This question really got us thinking and I decided it would probably be most helpful if we created a blog post and answered:
Why we think email marketing is the most important marketing channel in your business.
I’d say it’s safe to say that I’m an email “convert.”
From the day I started my business in 2008, I knew I was supposed to grow my email list. I just didn’t know what I was supposed to do with that list (beyond sending emails). The how, what, and, most importantly, why completely eluded me. Regardless of my ignorance, I added an opt-in box to my site to capture names and email addresses in exchange for a lead magnet (we’ll address this further on… so many lead magnets, so little time).
After who knows how many years I had built up an email list of subscribers who expected free content from me and many times, were offended when I finally did make an offer (note: those people will probably never buy from you. Be thankful when they unsubscribe). Eventually, I removed those subscribers. What did I do with the remainder of that list?
I started emailing.
As in, almost daily.
That’s what I called my email marketing at the time. My “almost daily” emails. I had been following a marketer who sent daily emails for over a year. His business model was simple: send a daily email promoting his premium newsletter (a physical newsletter)…Every. Single. Day.
Sometimes he offered a course or a book he had written, but every day he sent out an email with one call to action.
When I started this process, I had one goal: simply to stick with it and get better at writing emails.
Initially, it was crickets…
But within a month, I was getting responses to my emails (people loved them), and things were starting to happen. By month 3, I had tripled sales for an affiliate product I used and recommended.
Recently, I sent an email and generated sales of over 10,000.
With three emails.
Needless to say, email marketing works.
At one time or another, you’ve probably heard someone say, “email marketing is dead.”
In fact, you’ve probably heard or read that every type of marketing is dead at one time or another (whether it’s email, webinars, blog posts, specific platforms, etc.).
I once did a live stream titled “Nothing is dead, and everything works.”
Because it’s true.
Most marketing strategies and platforms work when you are consistent, test things, engage, and stick with it (and by stick with it, I mean longer than a few months. At least a year is probably a good length of time to determine if something has the potential).
Why You Should Focus on Email Marketing
Your email list is an asset.
That’s not to say that you don’t treat the people on your list like people, but a database of engaged subscribers is an asset. Especially when you know how to sell them solutions to their problems because you’ve developed a relationship with them.
Email is one of the marketing channels that allows you to track quite a bit of data that allows you to improve what you send when you send it, and how you send it (newsletter? broadcast email? sequence?).
How about a 27 million dollar payday?
That’s the “estimated” sale price that the newsletter, The Hustle, was purchased for from HubSpot (is estimated at that price point because the final sale price was never published).
The Hustle was very deliberate in how it grew, keeping its list “clean” (removing bad emails, unengaged subscribers, etc.) and building its own custom referral program.
The point in sharing this is that The Hustle is a newsletter.
Sent via email.
Don’t tell me email marketing doesn’t work.
How to do email marketing
I thought about being a bit of a smart ass here and leaving that as the complete answer because there is no shortage of free or paid courses on email marketing, strategy, copy, subject lines, and training.
However, nothing will get you results faster than jumping in and doing it.
I would start by paying attention to the types of emails YOU open and read.
Don’t overthink this… you’re a human being.
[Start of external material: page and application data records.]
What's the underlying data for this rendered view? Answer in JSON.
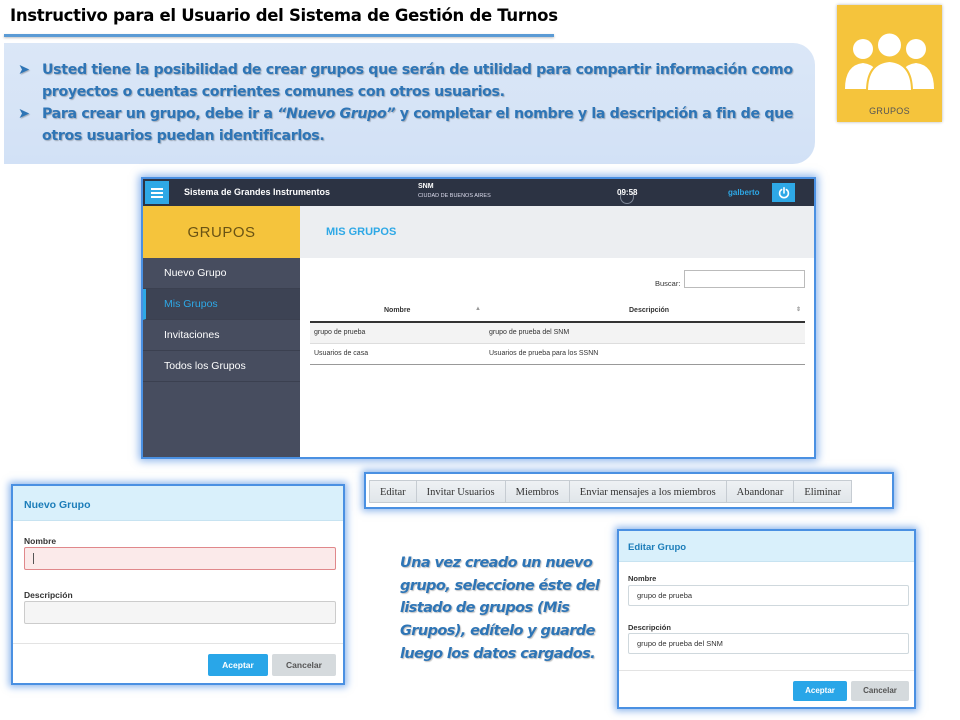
{
  "slide": {
    "title": "Instructivo para el Usuario del Sistema de Gestión de Turnos",
    "bullets": [
      {
        "text": "Usted tiene la posibilidad de crear grupos que serán de utilidad para compartir información como proyectos o cuentas corrientes comunes con otros usuarios."
      },
      {
        "before": "Para crear un grupo, debe ir a ",
        "emphasis": "“Nuevo Grupo”",
        "after": " y completar el nombre y la descripción a fin de que otros usuarios puedan identificarlos."
      }
    ],
    "bullet_icon": "arrow-bullet-icon",
    "accent_color": "#2e75b6",
    "callout": "Una vez creado un nuevo grupo, seleccione éste del listado de grupos (Mis Grupos), edítelo y guarde luego los datos cargados."
  },
  "groups_tile": {
    "label": "GRUPOS",
    "icon": "people-group-icon",
    "color": "#f5c43c"
  },
  "app": {
    "topbar": {
      "menu_icon": "hamburger-menu-icon",
      "title": "Sistema de Grandes Instrumentos",
      "org": "SNM",
      "city": "CIUDAD DE BUENOS AIRES",
      "time": "09:58",
      "user": "galberto",
      "power_icon": "power-icon"
    },
    "sidebar": {
      "header": "GRUPOS",
      "items": [
        {
          "label": "Nuevo Grupo"
        },
        {
          "label": "Mis Grupos",
          "active": true
        },
        {
          "label": "Invitaciones"
        },
        {
          "label": "Todos los Grupos"
        }
      ]
    },
    "content": {
      "heading": "MIS GRUPOS",
      "search_label": "Buscar:",
      "search_value": "",
      "columns": [
        "Nombre",
        "Descripción"
      ],
      "rows": [
        [
          "grupo de prueba",
          "grupo de prueba del SNM"
        ],
        [
          "Usuarios de casa",
          "Usuarios de prueba para los SSNN"
        ]
      ]
    }
  },
  "nuevo_grupo": {
    "title": "Nuevo Grupo",
    "nombre_label": "Nombre",
    "nombre_value": "",
    "descripcion_label": "Descripción",
    "descripcion_value": "",
    "accept": "Aceptar",
    "cancel": "Cancelar"
  },
  "toolbar": {
    "buttons": [
      "Editar",
      "Invitar Usuarios",
      "Miembros",
      "Enviar mensajes a los miembros",
      "Abandonar",
      "Eliminar"
    ]
  },
  "editar_grupo": {
    "title": "Editar Grupo",
    "nombre_label": "Nombre",
    "nombre_value": "grupo de prueba",
    "descripcion_label": "Descripción",
    "descripcion_value": "grupo de prueba del SNM",
    "accept": "Aceptar",
    "cancel": "Cancelar"
  }
}
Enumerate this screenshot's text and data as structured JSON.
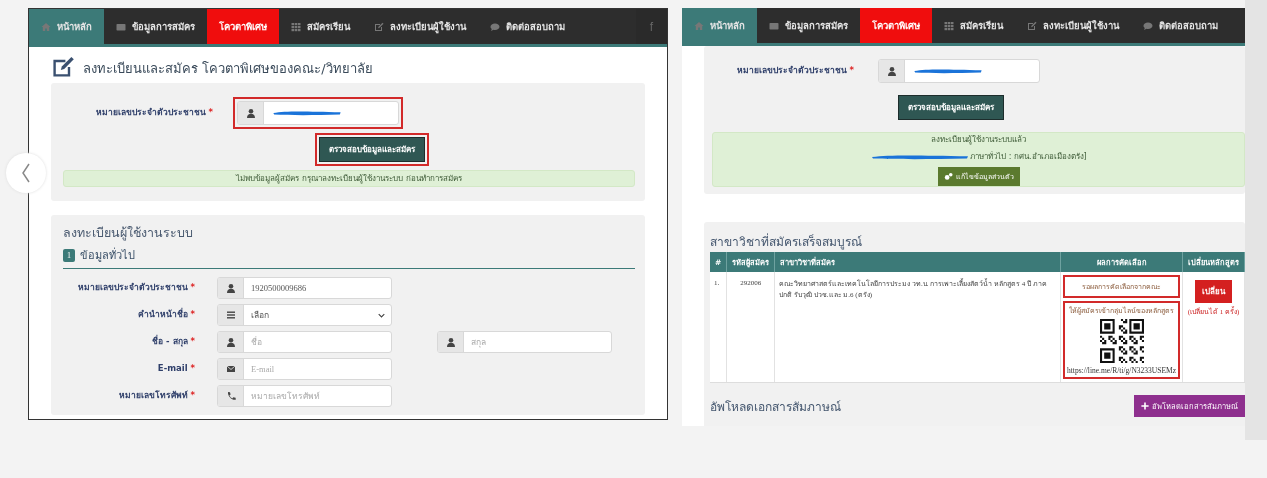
{
  "slides": [
    {
      "nav": {
        "items": [
          {
            "label": "หน้าหลัก",
            "kind": "home",
            "selected": false
          },
          {
            "label": "ข้อมูลการสมัคร",
            "kind": "link",
            "selected": false
          },
          {
            "label": "โควตาพิเศษ",
            "kind": "link",
            "selected": true
          },
          {
            "label": "สมัครเรียน",
            "kind": "link",
            "selected": false
          },
          {
            "label": "ลงทะเบียนผู้ใช้งาน",
            "kind": "link",
            "selected": false
          },
          {
            "label": "ติดต่อสอบถาม",
            "kind": "link",
            "selected": false
          }
        ],
        "social": "f"
      },
      "page_title": "ลงทะเบียนและสมัคร โควตาพิเศษของคณะ/วิทยาลัย",
      "lookup": {
        "label": "หมายเลขประจำตัวประชาชน",
        "mark": "*",
        "redacted": true,
        "highlighted": true
      },
      "check_button": {
        "label": "ตรวจสอบข้อมูลและสมัคร",
        "highlighted": true
      },
      "alert": {
        "lines": [
          {
            "text": "ไม่พบข้อมูลผู้สมัคร กรุณาลงทะเบียนผู้ใช้งานระบบ ก่อนทำการสมัคร",
            "redacted": false
          }
        ]
      },
      "register": {
        "title": "ลงทะเบียนผู้ใช้งานระบบ",
        "step": {
          "number": "1",
          "label": "ข้อมูลทั่วไป"
        },
        "fields": [
          {
            "kind": "text",
            "label": "หมายเลขประจำตัวประชาชน",
            "mark": "*",
            "value": "1920500009686"
          },
          {
            "kind": "select",
            "label": "คำนำหน้าชื่อ",
            "mark": "*",
            "value": "เลือก"
          },
          {
            "kind": "pair",
            "label": "ชื่อ - สกุล",
            "mark": "*",
            "placeholders": [
              "ชื่อ",
              "สกุล"
            ]
          },
          {
            "kind": "text",
            "label": "E-mail",
            "mark": "*",
            "placeholder": "E-mail"
          },
          {
            "kind": "text",
            "label": "หมายเลขโทรศัพท์",
            "mark": "*",
            "placeholder": "หมายเลขโทรศัพท์"
          }
        ]
      }
    },
    {
      "nav": {
        "items": [
          {
            "label": "หน้าหลัก",
            "kind": "home",
            "selected": false
          },
          {
            "label": "ข้อมูลการสมัคร",
            "kind": "link",
            "selected": false
          },
          {
            "label": "โควตาพิเศษ",
            "kind": "link",
            "selected": true
          },
          {
            "label": "สมัครเรียน",
            "kind": "link",
            "selected": false
          },
          {
            "label": "ลงทะเบียนผู้ใช้งาน",
            "kind": "link",
            "selected": false
          },
          {
            "label": "ติดต่อสอบถาม",
            "kind": "link",
            "selected": false
          }
        ]
      },
      "lookup": {
        "label": "หมายเลขประจำตัวประชาชน",
        "mark": "*",
        "redacted": true,
        "highlighted": false
      },
      "check_button": {
        "label": "ตรวจสอบข้อมูลและสมัคร",
        "highlighted": false
      },
      "alert": {
        "lines": [
          {
            "text": "ลงทะเบียนผู้ใช้งานระบบแล้ว",
            "redacted": false
          },
          {
            "text": "ภาษาทั่วไป : กศน.อำเภอเมืองตรัง]",
            "redacted": true
          }
        ],
        "button": "แก้ไขข้อมูลส่วนตัว"
      },
      "applications": {
        "title": "สาขาวิชาที่สมัครเสร็จสมบูรณ์",
        "columns": [
          "#",
          "รหัสผู้สมัคร",
          "สาขาวิชาที่สมัคร",
          "ผลการคัดเลือก",
          "เปลี่ยนหลักสูตร"
        ],
        "rows": [
          {
            "number": "1.",
            "applicant_id": "292006",
            "program": "คณะวิทยาศาสตร์และเทคโนโลยีการประมง วท.บ. การเพาะเลี้ยงสัตว์น้ำ หลักสูตร 4 ปี ภาคปกติ รับวุฒิ ปวช.และ ม.6 (ตรัง)",
            "result": "รอผลการคัดเลือกจากคณะ",
            "result_highlighted": true,
            "group_note": "ให้ผู้สมัครเข้ากลุ่มไลน์ของหลักสูตร",
            "group_link": "https://line.me/R/ti/g/N3233USEMz",
            "group_highlighted": true,
            "change_button": "เปลี่ยน",
            "change_note": "(เปลี่ยนได้ 1 ครั้ง)"
          }
        ]
      },
      "upload": {
        "title": "อัพโหลดเอกสารสัมภาษณ์",
        "button": "อัพโหลดเอกสารสัมภาษณ์"
      }
    }
  ]
}
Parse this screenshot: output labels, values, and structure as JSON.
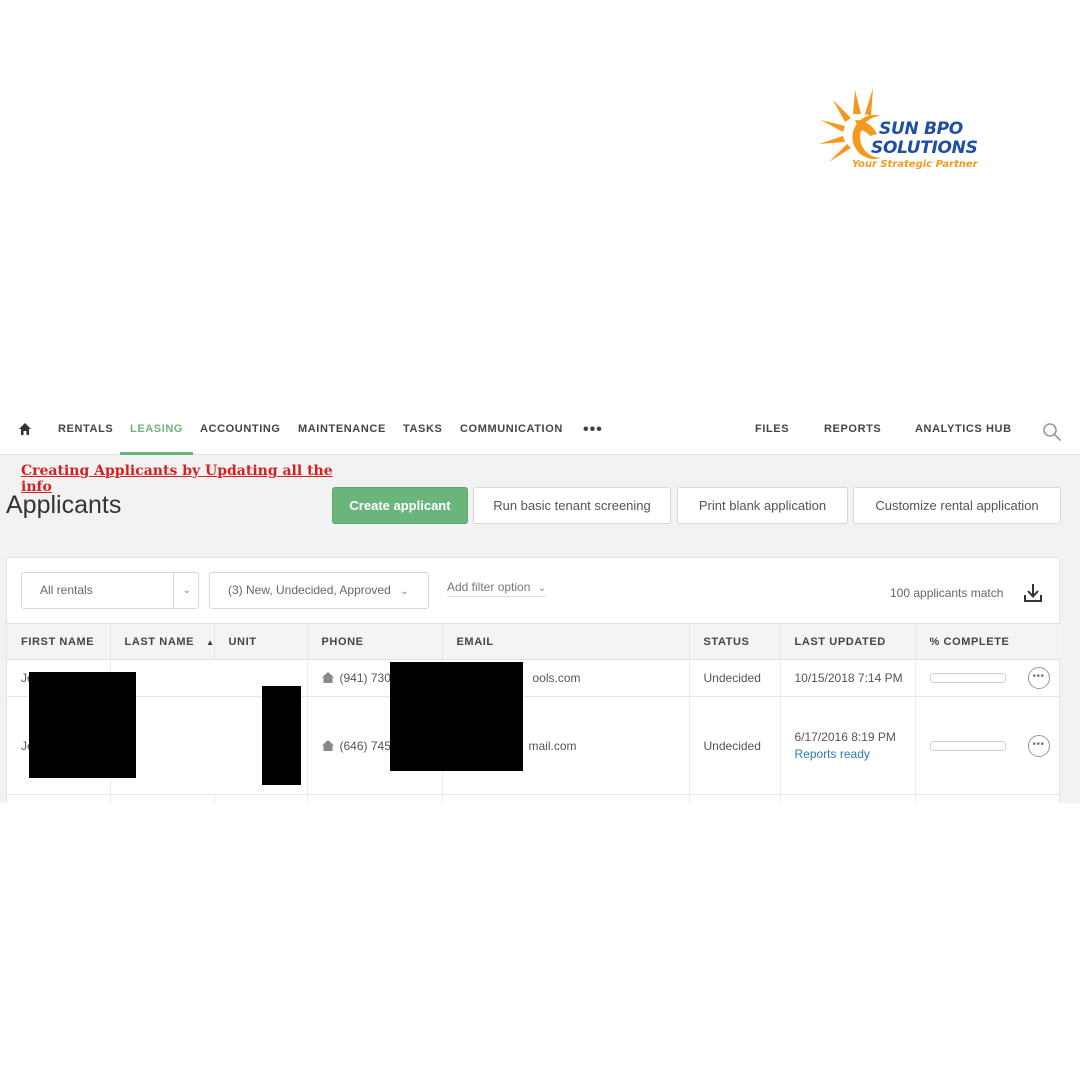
{
  "logo": {
    "line1": "SUN BPO",
    "line2": "SOLUTIONS",
    "tagline": "Your Strategic Partner",
    "sun_color": "#f39a1e",
    "text_color": "#1f4fa0"
  },
  "nav": {
    "home_icon": "home-icon",
    "items": [
      "RENTALS",
      "LEASING",
      "ACCOUNTING",
      "MAINTENANCE",
      "TASKS",
      "COMMUNICATION"
    ],
    "active": "LEASING",
    "more_icon": "•••",
    "right_items": [
      "FILES",
      "REPORTS",
      "ANALYTICS HUB"
    ],
    "search_icon": "search-icon",
    "accent_color": "#6ab57b"
  },
  "annotation": "Creating Applicants by Updating all the info",
  "page": {
    "title": "Applicants"
  },
  "actions": {
    "create": "Create applicant",
    "screening": "Run basic tenant screening",
    "print": "Print blank application",
    "customize": "Customize rental application"
  },
  "filters": {
    "rentals": "All rentals",
    "status": "(3) New, Undecided, Approved",
    "add_filter": "Add filter option",
    "match_count": "100 applicants match",
    "download_icon": "download-icon"
  },
  "table": {
    "columns": [
      "FIRST NAME",
      "LAST NAME",
      "UNIT",
      "PHONE",
      "EMAIL",
      "STATUS",
      "LAST UPDATED",
      "% COMPLETE"
    ],
    "rows": [
      {
        "first_name": "Je",
        "last_name": "",
        "unit": "",
        "phone": "(941) 730",
        "email": "ools.com",
        "status": "Undecided",
        "last_updated": "10/15/2018 7:14 PM",
        "reports": "",
        "complete": 0
      },
      {
        "first_name": "Je",
        "last_name": "",
        "unit": "",
        "phone": "(646) 745",
        "email": "mail.com",
        "status": "Undecided",
        "last_updated": "6/17/2016 8:19 PM",
        "reports": "Reports ready",
        "complete": 0
      }
    ]
  }
}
Pay attention to how those emails make you feel.
If you haven’t been emailing your list (or are just getting started), treat your email list the same way you would treat someone new you just met. You’d get to know them.
You’d ease into things.
The basics of starting email marketing are to have a lead magnet (something you offer for free in exchange for a name and email address) with a follow-up sequence that delivers the lead magnet and starts the relationship-building process.
Again, don’t overthink this.
You do not need a massive follow-up sequence with conditional logic (if they do this, then do that). All of that is going to be completely overwhelming if you’re not doing anything at all now, OR you’re just getting started.
Talk (er, write), to your subscribers the way you would want to be talked to.
My two favorite types of emails are broadcast emails (a story-style email with one call-to-action) and a newsletter. If that’s all you ever did, you’d be further along than most (and making more sales).
If you have an e-commerce business, putting time and attention into your purchase follow-up sequences can greatly impact your bottom line (this is true for digital products as well).
We make money every single month with our follow-up sequences (abandoned carts, upsells, one-time coupons, etc.). We created these when we launched the Content Creators Planner, and then we revisited them and re-wrote them a year and a half later.
Better copy, better conversions.
If I haven’t convinced you that email marketing is the most important marketing channel in your business, maybe Hubspot can. This list is from their post, “The Ultimate List of Email Marketing Stats for 2020.”
And on that note… I need to go finish the Creativity Published Newsletter.